Data in this exercise below:
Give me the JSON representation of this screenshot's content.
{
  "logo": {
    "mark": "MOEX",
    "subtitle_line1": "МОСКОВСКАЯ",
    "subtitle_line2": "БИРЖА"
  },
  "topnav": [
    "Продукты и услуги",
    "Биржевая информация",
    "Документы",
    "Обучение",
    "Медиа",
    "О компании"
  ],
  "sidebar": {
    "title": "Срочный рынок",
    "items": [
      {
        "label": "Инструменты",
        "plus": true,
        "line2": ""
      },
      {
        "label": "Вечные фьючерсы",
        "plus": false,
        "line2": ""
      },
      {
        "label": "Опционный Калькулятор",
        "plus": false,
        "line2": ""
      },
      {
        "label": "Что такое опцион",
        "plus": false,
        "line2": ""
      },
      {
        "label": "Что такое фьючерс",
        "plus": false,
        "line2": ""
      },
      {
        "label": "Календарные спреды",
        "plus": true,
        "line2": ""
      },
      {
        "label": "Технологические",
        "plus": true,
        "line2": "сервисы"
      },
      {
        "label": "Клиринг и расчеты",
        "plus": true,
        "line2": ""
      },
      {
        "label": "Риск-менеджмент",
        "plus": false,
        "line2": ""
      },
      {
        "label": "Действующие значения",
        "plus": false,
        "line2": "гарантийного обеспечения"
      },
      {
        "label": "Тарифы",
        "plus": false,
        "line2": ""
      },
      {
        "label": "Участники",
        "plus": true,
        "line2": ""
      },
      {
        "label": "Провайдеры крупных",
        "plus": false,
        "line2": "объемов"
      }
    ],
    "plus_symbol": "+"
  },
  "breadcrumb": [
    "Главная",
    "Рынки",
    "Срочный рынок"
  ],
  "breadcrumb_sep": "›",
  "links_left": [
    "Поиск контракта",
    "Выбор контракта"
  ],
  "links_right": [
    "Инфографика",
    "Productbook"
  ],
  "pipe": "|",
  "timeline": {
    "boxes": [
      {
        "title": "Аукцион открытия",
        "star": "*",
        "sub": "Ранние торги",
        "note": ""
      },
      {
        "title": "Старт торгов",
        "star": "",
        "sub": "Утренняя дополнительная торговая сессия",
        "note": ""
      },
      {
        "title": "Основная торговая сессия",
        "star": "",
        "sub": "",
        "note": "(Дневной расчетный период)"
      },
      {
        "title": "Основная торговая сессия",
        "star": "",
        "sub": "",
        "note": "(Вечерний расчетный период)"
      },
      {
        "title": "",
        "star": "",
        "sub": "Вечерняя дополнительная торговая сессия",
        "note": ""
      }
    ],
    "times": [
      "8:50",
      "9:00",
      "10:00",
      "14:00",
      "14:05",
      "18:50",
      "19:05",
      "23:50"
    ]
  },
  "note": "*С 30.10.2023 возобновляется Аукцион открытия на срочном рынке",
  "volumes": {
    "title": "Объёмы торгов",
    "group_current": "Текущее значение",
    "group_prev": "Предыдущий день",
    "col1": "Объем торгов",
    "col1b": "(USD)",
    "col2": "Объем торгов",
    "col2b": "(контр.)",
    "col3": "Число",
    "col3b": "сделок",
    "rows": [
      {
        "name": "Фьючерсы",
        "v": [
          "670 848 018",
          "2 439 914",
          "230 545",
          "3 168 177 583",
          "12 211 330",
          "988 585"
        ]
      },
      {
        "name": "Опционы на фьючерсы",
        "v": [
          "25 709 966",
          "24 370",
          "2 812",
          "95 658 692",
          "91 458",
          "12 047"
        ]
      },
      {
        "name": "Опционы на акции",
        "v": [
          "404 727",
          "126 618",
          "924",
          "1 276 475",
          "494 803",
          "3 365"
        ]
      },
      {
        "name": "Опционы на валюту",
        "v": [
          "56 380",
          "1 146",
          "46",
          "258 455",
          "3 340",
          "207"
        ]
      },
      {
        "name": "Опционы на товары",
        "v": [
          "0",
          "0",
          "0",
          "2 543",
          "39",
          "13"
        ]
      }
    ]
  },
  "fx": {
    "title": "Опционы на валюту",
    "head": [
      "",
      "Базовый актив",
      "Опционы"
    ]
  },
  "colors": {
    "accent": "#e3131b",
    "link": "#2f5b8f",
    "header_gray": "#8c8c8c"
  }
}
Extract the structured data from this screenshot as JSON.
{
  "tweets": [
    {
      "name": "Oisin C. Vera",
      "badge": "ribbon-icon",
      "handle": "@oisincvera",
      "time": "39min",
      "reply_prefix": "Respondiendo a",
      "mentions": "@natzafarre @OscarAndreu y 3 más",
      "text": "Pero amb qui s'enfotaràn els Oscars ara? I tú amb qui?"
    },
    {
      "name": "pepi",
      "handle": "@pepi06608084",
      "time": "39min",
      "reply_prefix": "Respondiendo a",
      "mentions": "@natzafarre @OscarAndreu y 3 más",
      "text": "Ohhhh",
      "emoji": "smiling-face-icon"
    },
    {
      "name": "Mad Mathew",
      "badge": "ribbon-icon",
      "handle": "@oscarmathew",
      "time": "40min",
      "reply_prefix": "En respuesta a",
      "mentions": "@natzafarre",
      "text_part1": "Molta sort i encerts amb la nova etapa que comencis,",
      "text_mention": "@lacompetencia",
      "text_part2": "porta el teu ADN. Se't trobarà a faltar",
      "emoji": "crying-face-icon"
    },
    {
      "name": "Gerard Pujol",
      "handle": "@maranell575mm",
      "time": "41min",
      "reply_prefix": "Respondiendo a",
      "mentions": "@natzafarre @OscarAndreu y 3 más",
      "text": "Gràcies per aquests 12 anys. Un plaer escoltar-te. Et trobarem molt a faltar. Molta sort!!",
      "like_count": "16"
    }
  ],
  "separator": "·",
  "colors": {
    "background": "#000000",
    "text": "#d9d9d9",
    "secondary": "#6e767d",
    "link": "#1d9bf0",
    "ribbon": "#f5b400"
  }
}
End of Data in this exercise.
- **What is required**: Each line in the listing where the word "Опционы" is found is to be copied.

- **Completed exercise**:
        "name": "Опционы на фьючерсы",
        "name": "Опционы на акции",
        "name": "Опционы на валюту",
        "name": "Опционы на товары",
    "title": "Опционы на валюту",
      "Опционы"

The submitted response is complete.